Simple Guide To Online Payment Processing
Shifting your golf operation online? It’s important to know how payment processing works — from the checkout page all the way into your bank account.
For those working in the golf industry, it can sometimes feel like we’re the last to adapt to new technology. Good news is, it’s never too late to modernize your golf course and developing an ecommerce platform to sell tee times and pro shop equipment is a good way to start. There are many moving parts behind ecommerce but payment processing is arguably the most important piece to understand. Online payments aren’t that different from face-to-face payments — but they can feel miles apart.
It all starts with the customer. It’s pretty simple: The customer is the person making the purchase. They hold the card. Without them, you won’t have any payments to process.
Your Golf Course
That’s you, the merchant. You own the goods, run the online store, and collect the payments. You’ll need to set up a few things on your end, such as a shopping cart software, to ensure you can safely and effectively accept payments.
In order to handle online transactions, your website requires a piece of software, called a payment gateway, to sit in the background. When your customer makes a purchase on your web store, they’ll have to input payment information, such as a debit or credit card or a PayPal account. For the payment to work, that information has to be shuttled from your site to your payment processing company. Your gateway ensures that happens smoothly and securely and then confirms the sale to you and the customer — for a fee, of course.
Payment Processing System
From the gateway, your customer’s information and the transaction information land in the hands of your payment processing company, which you will have already set up a relationship with. After the sale, the customer’s money is taken from their bank account and will sit in this processing system before it reaches you. At the end of each trading day, money is distributed to merchants, and processing fees are billed at the end of the month. The payment processor does a lot of heavy lifting, so you won’t escape without compensating them.
Card Payment System
For a customer to make an online purchase, they need a card payment system. (Imagine trying to jam some cash into your computer’s USB port!) Their card, issued by the likes of VISA or MasterCard, belongs to a payment network. The payment processor can access that network to allow the funds to move between the customer’s bank and yours.
Without their bank, customers can’t buy things from your web store. Once your store recognizes a purchase, it sends that information to the customer’s bank, who’ll confirm (or not) whether the buyer has enough money available to them to buy that new Scotty Cameron putter. Once the customer’s bank confirms adequate funds (and here’s hoping they do) the wheels are set in motion.
This is where all your profits from your online sales are deposited. Allow two or three days for the money to land there — now that you understand all the parties involved in a sale, and how they function together, you can understand why!
As long as the customer has enough money in their account and their card isn’t blocked for whatever reason, the sale can be authorized. But not before a few important, behind-the-scenes actions take place: The customer correctly enters their payment information on your checkout page, the payment gateway transfers that record to your payment processor, who informs your customer’s payment provider, who checks in with their bank. Then, and only then, can you celebrate an authorized sale!

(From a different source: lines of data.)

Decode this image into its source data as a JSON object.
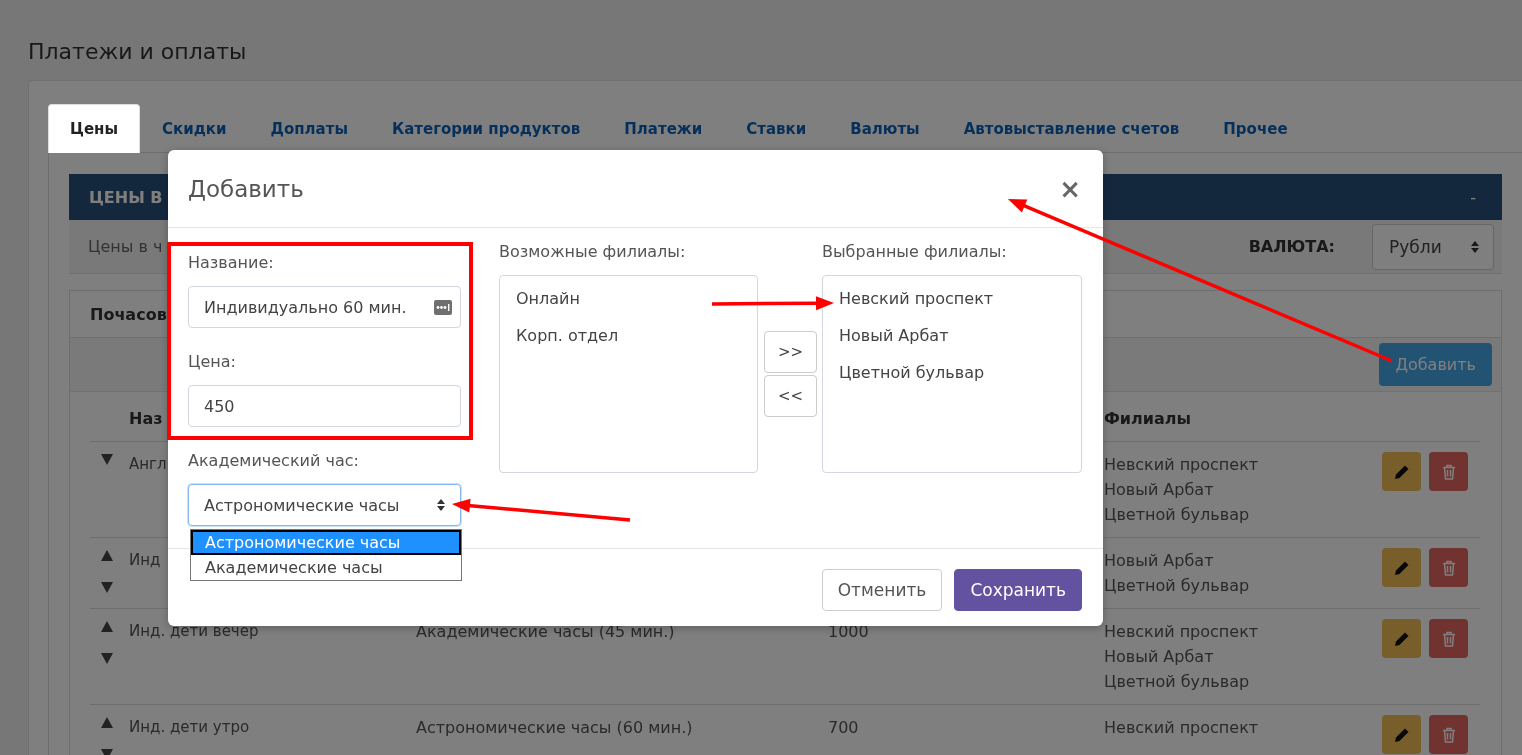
{
  "page": {
    "title": "Платежи и оплаты"
  },
  "tabs": [
    {
      "label": "Цены",
      "selected": true
    },
    {
      "label": "Скидки",
      "selected": false
    },
    {
      "label": "Доплаты",
      "selected": false
    },
    {
      "label": "Категории продуктов",
      "selected": false
    },
    {
      "label": "Платежи",
      "selected": false
    },
    {
      "label": "Ставки",
      "selected": false
    },
    {
      "label": "Валюты",
      "selected": false
    },
    {
      "label": "Автовыставление счетов",
      "selected": false
    },
    {
      "label": "Прочее",
      "selected": false
    }
  ],
  "panel": {
    "title": "ЦЕНЫ В",
    "collapse": "-",
    "description": "Цены в ч",
    "currency_label": "ВАЛЮТА:",
    "currency": "Рубли"
  },
  "prices_card": {
    "title": "Почасов",
    "add_button": "Добавить"
  },
  "table": {
    "header": {
      "name": "Наз",
      "branches": "Филиалы"
    },
    "rows": [
      {
        "name": "Англ",
        "move_up": false,
        "move_down": true,
        "branches": [
          "Невский проспект",
          "Новый Арбат",
          "Цветной бульвар"
        ]
      },
      {
        "name": "Инд",
        "move_up": true,
        "move_down": true,
        "branches": [
          "Новый Арбат",
          "Цветной бульвар"
        ]
      },
      {
        "name": "Инд. дети вечер",
        "hour_type": "Академические часы (45 мин.)",
        "price": "1000",
        "move_up": true,
        "move_down": true,
        "branches": [
          "Невский проспект",
          "Новый Арбат",
          "Цветной бульвар"
        ]
      },
      {
        "name": "Инд. дети утро",
        "hour_type": "Астрономические часы (60 мин.)",
        "price": "700",
        "move_up": true,
        "move_down": true,
        "branches": [
          "Невский проспект"
        ]
      }
    ]
  },
  "dialog": {
    "title": "Добавить",
    "close": "×",
    "fields": [
      {
        "kind": "input",
        "label": "Название:",
        "value": "Индивидуально 60 мин.",
        "autofill_icon": true
      },
      {
        "kind": "input",
        "label": "Цена:",
        "value": "450",
        "autofill_icon": false
      },
      {
        "kind": "select",
        "label": "Академический час:",
        "value": "Астрономические часы",
        "focused": true,
        "open": true,
        "options": [
          {
            "label": "Астрономические часы",
            "selected": true
          },
          {
            "label": "Академические часы",
            "selected": false
          }
        ]
      }
    ],
    "available": {
      "label": "Возможные филиалы:",
      "items": [
        "Онлайн",
        "Корп. отдел"
      ]
    },
    "add_selected": ">>",
    "remove_selected": "<<",
    "chosen": {
      "label": "Выбранные филиалы:",
      "items": [
        "Невский проспект",
        "Новый Арбат",
        "Цветной бульвар"
      ]
    },
    "buttons": [
      {
        "kind": "default",
        "label": "Отменить"
      },
      {
        "kind": "primary",
        "label": "Сохранить"
      }
    ]
  },
  "annotations": [
    {
      "kind": "frame"
    },
    {
      "kind": "arrow"
    },
    {
      "kind": "arrow"
    },
    {
      "kind": "arrow"
    }
  ]
}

Exhale — the customer’s payment has been accepted. To execute your sale, money has to pass from the customer’s bank account through your payment processing company to you. Your payment gateway — that frisky software sitting in the background of your online store — confirms it and sends the information along to both parties. But you’re not done there.
While your sales are typically processed within two or three days, you won’t be in the clear completely once that money lands in your bank account. You still have to fork over a portion of each sale to your payment processing company, which collects a fee on every charge and smacks you with the bill at the end of each month. Beware: You also pay transaction fees on refunds.
What This Means For You
Setting Up Your Website
When does a website become an online store? When you first open a Store page, when the products are uploaded, or when you add prices? Nope. Only when your website is set up to properly accept payment do you have a real, functioning online store. Partner with a payment processor like PayPal, Stripe, or Square; their automated systems enable safe payments that go through so quickly, you won’t even have time to think about how this multi-layered process actually works. They are often all-in-one solutions that include the payment gateway as well as the payment processing system so you don;t have to manage multiple providers.
If you’ve learned anything so far from this post, it’s that there are a lot of people with hands on your transactions! And all these people want to be paid — they’re running a business too. You’ll have fees to pay out on each sale, plus some fixed monthly costs. With all these outsiders biting into your profits, it’s important you build a price structure that still allows you to win on each sale you make, or at least win overall at the end of each month. For payment processors/gateway for example, they usually take a percentage of each transaction value plus a fixed amount that usually falls at about 3% plus $0.30.
Should you hesitate to take your business online for security reasons? We think, when it comes to web sales, the positives vastly outweigh the negatives. Sure, there can be security concerns, but those exist offline as much as they do online. Fraud wasn’t invented along with the Internet. It’s important to educate yourself on the many security tools you have at your disposal and take all the safety measures available to you as an online business.
Now that you can sell to your customers online, you need to accept payments there too. Payments, pricing, and protection all function differently online than in-person — learn how before your first purchase and you’ll be set up for success.